_EXERCISE PROMPT_
Using the listing below, return each line exactly as it reads.

-------

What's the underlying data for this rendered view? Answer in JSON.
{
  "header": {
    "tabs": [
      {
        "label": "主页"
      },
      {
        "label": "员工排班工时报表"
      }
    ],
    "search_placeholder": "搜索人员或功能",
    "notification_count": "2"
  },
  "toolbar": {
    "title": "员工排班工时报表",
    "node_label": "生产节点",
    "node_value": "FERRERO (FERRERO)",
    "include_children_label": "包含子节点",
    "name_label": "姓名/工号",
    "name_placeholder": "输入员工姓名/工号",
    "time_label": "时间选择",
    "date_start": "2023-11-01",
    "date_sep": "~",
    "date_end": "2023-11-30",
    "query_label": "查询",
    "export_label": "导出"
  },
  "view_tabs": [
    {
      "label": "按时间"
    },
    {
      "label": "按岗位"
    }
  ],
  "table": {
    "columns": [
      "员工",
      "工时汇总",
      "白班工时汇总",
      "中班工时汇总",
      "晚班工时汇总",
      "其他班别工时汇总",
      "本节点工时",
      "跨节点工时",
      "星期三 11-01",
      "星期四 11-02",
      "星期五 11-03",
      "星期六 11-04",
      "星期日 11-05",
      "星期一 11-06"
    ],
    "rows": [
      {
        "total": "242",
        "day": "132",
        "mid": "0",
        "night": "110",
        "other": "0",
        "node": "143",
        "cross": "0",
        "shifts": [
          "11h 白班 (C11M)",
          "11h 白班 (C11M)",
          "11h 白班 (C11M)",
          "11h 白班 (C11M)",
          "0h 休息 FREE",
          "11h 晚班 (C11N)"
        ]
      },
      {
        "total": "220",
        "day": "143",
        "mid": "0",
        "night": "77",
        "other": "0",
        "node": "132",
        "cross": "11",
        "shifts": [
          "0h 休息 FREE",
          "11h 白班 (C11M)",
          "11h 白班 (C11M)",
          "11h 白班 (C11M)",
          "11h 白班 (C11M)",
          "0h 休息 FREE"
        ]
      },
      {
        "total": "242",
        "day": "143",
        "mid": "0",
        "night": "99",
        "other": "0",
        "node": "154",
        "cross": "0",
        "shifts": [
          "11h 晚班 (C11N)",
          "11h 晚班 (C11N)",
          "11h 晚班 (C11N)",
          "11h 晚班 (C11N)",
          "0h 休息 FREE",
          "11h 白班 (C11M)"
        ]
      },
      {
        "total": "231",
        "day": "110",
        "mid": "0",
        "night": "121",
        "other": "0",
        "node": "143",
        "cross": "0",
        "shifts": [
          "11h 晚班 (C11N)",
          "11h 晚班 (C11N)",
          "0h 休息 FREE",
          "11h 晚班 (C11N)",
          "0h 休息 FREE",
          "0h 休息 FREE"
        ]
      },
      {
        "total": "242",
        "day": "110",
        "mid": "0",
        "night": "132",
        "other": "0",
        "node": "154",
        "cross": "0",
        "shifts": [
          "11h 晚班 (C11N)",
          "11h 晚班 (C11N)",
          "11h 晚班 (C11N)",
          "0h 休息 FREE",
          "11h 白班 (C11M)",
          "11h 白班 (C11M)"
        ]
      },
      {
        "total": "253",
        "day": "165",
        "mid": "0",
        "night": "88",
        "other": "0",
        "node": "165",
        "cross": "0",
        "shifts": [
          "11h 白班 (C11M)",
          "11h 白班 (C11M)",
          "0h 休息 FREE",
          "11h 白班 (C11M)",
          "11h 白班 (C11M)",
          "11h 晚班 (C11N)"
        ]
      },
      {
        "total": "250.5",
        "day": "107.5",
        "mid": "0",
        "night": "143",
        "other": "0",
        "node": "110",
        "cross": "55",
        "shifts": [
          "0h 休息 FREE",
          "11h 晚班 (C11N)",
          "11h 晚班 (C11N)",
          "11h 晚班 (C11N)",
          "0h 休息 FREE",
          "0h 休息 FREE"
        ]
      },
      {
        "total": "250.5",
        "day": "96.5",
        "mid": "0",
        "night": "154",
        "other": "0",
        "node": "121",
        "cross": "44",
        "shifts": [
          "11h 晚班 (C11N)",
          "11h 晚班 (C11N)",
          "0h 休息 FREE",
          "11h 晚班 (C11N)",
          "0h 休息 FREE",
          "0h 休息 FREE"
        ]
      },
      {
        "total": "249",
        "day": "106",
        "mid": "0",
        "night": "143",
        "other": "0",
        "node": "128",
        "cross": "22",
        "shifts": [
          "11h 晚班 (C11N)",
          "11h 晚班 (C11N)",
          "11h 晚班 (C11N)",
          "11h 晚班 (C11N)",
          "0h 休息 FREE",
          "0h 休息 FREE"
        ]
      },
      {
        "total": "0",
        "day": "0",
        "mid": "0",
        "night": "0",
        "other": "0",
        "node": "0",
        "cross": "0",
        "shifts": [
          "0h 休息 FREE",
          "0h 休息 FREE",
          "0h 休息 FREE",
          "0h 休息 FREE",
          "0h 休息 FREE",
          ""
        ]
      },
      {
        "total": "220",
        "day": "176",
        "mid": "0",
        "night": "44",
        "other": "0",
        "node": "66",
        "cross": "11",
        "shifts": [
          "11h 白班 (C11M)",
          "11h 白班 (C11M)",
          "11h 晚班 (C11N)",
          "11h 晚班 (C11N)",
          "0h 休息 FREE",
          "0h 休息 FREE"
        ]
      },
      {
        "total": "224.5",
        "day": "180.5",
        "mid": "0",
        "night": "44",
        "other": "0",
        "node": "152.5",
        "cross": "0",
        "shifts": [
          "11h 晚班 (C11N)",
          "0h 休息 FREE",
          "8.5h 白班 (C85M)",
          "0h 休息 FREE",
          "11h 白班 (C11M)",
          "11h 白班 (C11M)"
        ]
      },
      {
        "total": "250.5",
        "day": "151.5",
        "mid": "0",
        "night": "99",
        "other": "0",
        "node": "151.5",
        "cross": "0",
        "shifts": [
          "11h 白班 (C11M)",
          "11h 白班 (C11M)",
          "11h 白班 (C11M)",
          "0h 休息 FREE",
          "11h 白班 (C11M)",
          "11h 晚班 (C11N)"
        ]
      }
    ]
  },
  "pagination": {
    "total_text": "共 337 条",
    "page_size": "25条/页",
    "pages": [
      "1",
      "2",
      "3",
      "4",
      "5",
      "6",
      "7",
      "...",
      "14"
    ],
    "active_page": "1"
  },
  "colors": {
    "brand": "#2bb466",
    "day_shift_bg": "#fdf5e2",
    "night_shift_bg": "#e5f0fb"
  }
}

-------

_WRITTEN RESPONSE_
What's the underlying data for this rendered view? Answer in JSON.
{
  "header": {
    "tabs": [
      {
        "label": "主页"
      },
      {
        "label": "员工排班工时报表"
      }
    ],
    "search_placeholder": "搜索人员或功能",
    "notification_count": "2"
  },
  "toolbar": {
    "title": "员工排班工时报表",
    "node_label": "生产节点",
    "node_value": "FERRERO (FERRERO)",
    "include_children_label": "包含子节点",
    "name_label": "姓名/工号",
    "name_placeholder": "输入员工姓名/工号",
    "time_label": "时间选择",
    "date_start": "2023-11-01",
    "date_sep": "~",
    "date_end": "2023-11-30",
    "query_label": "查询",
    "export_label": "导出"
  },
  "view_tabs": [
    {
      "label": "按时间"
    },
    {
      "label": "按岗位"
    }
  ],
  "table": {
    "columns": [
      "员工",
      "工时汇总",
      "白班工时汇总",
      "中班工时汇总",
      "晚班工时汇总",
      "其他班别工时汇总",
      "本节点工时",
      "跨节点工时",
      "星期三 11-01",
      "星期四 11-02",
      "星期五 11-03",
      "星期六 11-04",
      "星期日 11-05",
      "星期一 11-06"
    ],
    "rows": [
      {
        "total": "242",
        "day": "132",
        "mid": "0",
        "night": "110",
        "other": "0",
        "node": "143",
        "cross": "0",
        "shifts": [
          "11h 白班 (C11M)",
          "11h 白班 (C11M)",
          "11h 白班 (C11M)",
          "11h 白班 (C11M)",
          "0h 休息 FREE",
          "11h 晚班 (C11N)"
        ]
      },
      {
        "total": "220",
        "day": "143",
        "mid": "0",
        "night": "77",
        "other": "0",
        "node": "132",
        "cross": "11",
        "shifts": [
          "0h 休息 FREE",
          "11h 白班 (C11M)",
          "11h 白班 (C11M)",
          "11h 白班 (C11M)",
          "11h 白班 (C11M)",
          "0h 休息 FREE"
        ]
      },
      {
        "total": "242",
        "day": "143",
        "mid": "0",
        "night": "99",
        "other": "0",
        "node": "154",
        "cross": "0",
        "shifts": [
          "11h 晚班 (C11N)",
          "11h 晚班 (C11N)",
          "11h 晚班 (C11N)",
          "11h 晚班 (C11N)",
          "0h 休息 FREE",
          "11h 白班 (C11M)"
        ]
      },
      {
        "total": "231",
        "day": "110",
        "mid": "0",
        "night": "121",
        "other": "0",
        "node": "143",
        "cross": "0",
        "shifts": [
          "11h 晚班 (C11N)",
          "11h 晚班 (C11N)",
          "0h 休息 FREE",
          "11h 晚班 (C11N)",
          "0h 休息 FREE",
          "0h 休息 FREE"
        ]
      },
      {
        "total": "242",
        "day": "110",
        "mid": "0",
        "night": "132",
        "other": "0",
        "node": "154",
        "cross": "0",
        "shifts": [
          "11h 晚班 (C11N)",
          "11h 晚班 (C11N)",
          "11h 晚班 (C11N)",
          "0h 休息 FREE",
          "11h 白班 (C11M)",
          "11h 白班 (C11M)"
        ]
      },
      {
        "total": "253",
        "day": "165",
        "mid": "0",
        "night": "88",
        "other": "0",
        "node": "165",
        "cross": "0",
        "shifts": [
          "11h 白班 (C11M)",
          "11h 白班 (C11M)",
          "0h 休息 FREE",
          "11h 白班 (C11M)",
          "11h 白班 (C11M)",
          "11h 晚班 (C11N)"
        ]
      },
      {
        "total": "250.5",
        "day": "107.5",
        "mid": "0",
        "night": "143",
        "other": "0",
        "node": "110",
        "cross": "55",
        "shifts": [
          "0h 休息 FREE",
          "11h 晚班 (C11N)",
          "11h 晚班 (C11N)",
          "11h 晚班 (C11N)",
          "0h 休息 FREE",
          "0h 休息 FREE"
        ]
      },
      {
        "total": "250.5",
        "day": "96.5",
        "mid": "0",
        "night": "154",
        "other": "0",
        "node": "121",
        "cross": "44",
        "shifts": [
          "11h 晚班 (C11N)",
          "11h 晚班 (C11N)",
          "0h 休息 FREE",
          "11h 晚班 (C11N)",
          "0h 休息 FREE",
          "0h 休息 FREE"
        ]
      },
      {
        "total": "249",
        "day": "106",
        "mid": "0",
        "night": "143",
        "other": "0",
        "node": "128",
        "cross": "22",
        "shifts": [
          "11h 晚班 (C11N)",
          "11h 晚班 (C11N)",
          "11h 晚班 (C11N)",
          "11h 晚班 (C11N)",
          "0h 休息 FREE",
          "0h 休息 FREE"
        ]
      },
      {
        "total": "0",
        "day": "0",
        "mid": "0",
        "night": "0",
        "other": "0",
        "node": "0",
        "cross": "0",
        "shifts": [
          "0h 休息 FREE",
          "0h 休息 FREE",
          "0h 休息 FREE",
          "0h 休息 FREE",
          "0h 休息 FREE",
          ""
        ]
      },
      {
        "total": "220",
        "day": "176",
        "mid": "0",
        "night": "44",
        "other": "0",
        "node": "66",
        "cross": "11",
        "shifts": [
          "11h 白班 (C11M)",
          "11h 白班 (C11M)",
          "11h 晚班 (C11N)",
          "11h 晚班 (C11N)",
          "0h 休息 FREE",
          "0h 休息 FREE"
        ]
      },
      {
        "total": "224.5",
        "day": "180.5",
        "mid": "0",
        "night": "44",
        "other": "0",
        "node": "152.5",
        "cross": "0",
        "shifts": [
          "11h 晚班 (C11N)",
          "0h 休息 FREE",
          "8.5h 白班 (C85M)",
          "0h 休息 FREE",
          "11h 白班 (C11M)",
          "11h 白班 (C11M)"
        ]
      },
      {
        "total": "250.5",
        "day": "151.5",
        "mid": "0",
        "night": "99",
        "other": "0",
        "node": "151.5",
        "cross": "0",
        "shifts": [
          "11h 白班 (C11M)",
          "11h 白班 (C11M)",
          "11h 白班 (C11M)",
          "0h 休息 FREE",
          "11h 白班 (C11M)",
          "11h 晚班 (C11N)"
        ]
      }
    ]
  },
  "pagination": {
    "total_text": "共 337 条",
    "page_size": "25条/页",
    "pages": [
      "1",
      "2",
      "3",
      "4",
      "5",
      "6",
      "7",
      "...",
      "14"
    ],
    "active_page": "1"
  },
  "colors": {
    "brand": "#2bb466",
    "day_shift_bg": "#fdf5e2",
    "night_shift_bg": "#e5f0fb"
  }
}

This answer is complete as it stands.